[TASK REQUIREMENTS]
Please report each line of the data below that contains "Records".

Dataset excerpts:
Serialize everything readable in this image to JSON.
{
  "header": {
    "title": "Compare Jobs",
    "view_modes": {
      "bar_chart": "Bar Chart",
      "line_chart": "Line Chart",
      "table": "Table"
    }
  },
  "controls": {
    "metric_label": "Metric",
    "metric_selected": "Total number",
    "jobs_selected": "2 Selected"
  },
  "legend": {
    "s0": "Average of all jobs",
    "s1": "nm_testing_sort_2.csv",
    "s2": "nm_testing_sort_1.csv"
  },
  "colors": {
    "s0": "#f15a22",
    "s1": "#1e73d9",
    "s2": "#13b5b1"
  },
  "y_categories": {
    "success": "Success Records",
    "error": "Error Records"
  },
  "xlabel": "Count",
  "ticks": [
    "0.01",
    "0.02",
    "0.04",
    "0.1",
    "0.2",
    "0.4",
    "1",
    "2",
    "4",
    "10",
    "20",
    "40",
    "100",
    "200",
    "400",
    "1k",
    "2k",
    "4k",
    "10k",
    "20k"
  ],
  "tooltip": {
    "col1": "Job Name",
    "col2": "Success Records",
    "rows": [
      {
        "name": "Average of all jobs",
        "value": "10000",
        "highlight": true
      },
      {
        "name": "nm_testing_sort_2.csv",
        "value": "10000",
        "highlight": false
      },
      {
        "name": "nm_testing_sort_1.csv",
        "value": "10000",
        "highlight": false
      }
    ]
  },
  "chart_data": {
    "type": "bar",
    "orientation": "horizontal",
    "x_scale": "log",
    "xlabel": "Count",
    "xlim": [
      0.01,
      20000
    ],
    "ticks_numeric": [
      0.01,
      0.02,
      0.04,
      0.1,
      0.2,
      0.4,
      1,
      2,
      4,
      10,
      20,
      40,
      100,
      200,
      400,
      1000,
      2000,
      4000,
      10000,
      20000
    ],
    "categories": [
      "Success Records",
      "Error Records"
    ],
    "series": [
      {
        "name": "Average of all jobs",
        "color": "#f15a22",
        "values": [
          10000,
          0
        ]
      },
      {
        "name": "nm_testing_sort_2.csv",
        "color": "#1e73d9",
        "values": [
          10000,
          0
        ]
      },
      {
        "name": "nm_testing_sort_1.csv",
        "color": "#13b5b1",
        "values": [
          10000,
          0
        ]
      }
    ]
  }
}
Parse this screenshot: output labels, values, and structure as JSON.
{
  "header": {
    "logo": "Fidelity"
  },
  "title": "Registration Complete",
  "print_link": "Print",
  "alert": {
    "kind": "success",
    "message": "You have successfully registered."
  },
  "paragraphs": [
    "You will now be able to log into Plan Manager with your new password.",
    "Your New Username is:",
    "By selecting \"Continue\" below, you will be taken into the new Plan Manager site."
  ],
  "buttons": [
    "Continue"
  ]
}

[TASK SOLUTION]
    "success": "Success Records",
    "error": "Error Records"
    "col2": "Success Records",
      "Success Records",
      "Error Records"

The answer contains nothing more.